• _Task prompt_:
Search the listing for the word "into". Copy every line where it is found.

• _Provided entries_:
- - - - - - -

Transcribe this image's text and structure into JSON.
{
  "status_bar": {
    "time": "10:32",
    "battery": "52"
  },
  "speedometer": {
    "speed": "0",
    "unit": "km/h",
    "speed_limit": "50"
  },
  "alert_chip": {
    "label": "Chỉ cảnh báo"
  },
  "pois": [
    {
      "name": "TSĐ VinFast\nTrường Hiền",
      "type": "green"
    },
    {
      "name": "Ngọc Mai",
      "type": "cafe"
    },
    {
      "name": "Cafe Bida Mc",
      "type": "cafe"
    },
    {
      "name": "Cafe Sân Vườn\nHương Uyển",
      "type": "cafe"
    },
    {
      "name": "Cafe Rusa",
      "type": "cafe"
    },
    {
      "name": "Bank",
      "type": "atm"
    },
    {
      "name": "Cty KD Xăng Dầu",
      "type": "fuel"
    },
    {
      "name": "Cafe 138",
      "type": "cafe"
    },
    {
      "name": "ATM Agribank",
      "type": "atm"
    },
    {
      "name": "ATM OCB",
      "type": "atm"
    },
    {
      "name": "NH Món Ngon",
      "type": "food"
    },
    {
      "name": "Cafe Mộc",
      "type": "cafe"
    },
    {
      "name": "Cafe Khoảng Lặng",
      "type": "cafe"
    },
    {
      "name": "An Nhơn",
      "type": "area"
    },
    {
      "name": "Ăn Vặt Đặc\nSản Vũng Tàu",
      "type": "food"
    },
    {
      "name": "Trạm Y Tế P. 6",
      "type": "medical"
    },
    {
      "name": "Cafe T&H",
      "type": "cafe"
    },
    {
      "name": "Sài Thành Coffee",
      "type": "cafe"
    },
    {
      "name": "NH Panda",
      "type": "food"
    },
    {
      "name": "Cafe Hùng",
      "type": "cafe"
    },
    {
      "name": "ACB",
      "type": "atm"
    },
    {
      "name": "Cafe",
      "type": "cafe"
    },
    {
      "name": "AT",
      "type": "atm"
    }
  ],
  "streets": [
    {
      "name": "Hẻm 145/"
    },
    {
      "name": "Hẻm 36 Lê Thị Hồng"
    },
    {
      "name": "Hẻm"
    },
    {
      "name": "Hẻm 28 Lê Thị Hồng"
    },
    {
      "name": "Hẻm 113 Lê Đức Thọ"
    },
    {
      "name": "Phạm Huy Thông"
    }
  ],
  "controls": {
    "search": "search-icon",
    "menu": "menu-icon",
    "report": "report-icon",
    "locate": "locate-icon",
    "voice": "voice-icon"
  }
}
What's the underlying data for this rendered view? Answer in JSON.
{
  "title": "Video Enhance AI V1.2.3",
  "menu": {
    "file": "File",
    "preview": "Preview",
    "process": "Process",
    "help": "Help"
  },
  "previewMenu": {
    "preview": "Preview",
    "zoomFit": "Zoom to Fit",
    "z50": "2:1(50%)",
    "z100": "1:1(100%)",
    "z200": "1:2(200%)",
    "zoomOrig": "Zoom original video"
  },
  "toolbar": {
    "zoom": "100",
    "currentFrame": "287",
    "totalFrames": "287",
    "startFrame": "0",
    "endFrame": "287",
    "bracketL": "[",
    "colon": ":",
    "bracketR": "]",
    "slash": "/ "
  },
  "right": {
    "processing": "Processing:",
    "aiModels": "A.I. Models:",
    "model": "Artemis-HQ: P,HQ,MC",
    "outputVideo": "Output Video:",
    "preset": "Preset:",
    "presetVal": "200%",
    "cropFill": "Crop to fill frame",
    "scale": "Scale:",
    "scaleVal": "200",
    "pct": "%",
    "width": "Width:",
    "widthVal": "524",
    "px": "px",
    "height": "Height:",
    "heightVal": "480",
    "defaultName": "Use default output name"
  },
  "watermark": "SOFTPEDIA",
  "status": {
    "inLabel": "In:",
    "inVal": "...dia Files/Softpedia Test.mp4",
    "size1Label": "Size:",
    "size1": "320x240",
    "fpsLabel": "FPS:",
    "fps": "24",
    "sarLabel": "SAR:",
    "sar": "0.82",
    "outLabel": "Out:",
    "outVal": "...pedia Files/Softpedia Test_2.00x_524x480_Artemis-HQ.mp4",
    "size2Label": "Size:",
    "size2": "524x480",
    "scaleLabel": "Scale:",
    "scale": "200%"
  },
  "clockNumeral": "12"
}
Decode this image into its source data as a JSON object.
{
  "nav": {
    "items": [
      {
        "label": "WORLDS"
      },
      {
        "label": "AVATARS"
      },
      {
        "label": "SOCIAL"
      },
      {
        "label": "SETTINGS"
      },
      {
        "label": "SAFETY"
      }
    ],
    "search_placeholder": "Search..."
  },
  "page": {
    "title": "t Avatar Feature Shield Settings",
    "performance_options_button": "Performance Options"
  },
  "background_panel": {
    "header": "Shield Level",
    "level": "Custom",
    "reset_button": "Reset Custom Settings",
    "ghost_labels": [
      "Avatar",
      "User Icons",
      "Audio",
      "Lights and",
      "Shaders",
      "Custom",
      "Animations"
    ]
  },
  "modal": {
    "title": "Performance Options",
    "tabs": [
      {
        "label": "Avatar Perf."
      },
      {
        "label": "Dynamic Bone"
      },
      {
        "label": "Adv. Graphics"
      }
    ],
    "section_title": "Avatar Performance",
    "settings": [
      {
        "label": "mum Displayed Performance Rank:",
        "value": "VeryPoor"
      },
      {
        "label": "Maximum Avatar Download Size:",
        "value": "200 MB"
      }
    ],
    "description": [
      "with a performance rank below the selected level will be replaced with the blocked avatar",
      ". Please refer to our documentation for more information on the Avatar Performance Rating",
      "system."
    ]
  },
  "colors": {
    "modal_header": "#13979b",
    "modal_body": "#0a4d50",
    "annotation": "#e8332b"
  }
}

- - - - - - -

• _Solution_:
Transcribe this image's text and structure into JSON.
Decode this image into its source data as a JSON object.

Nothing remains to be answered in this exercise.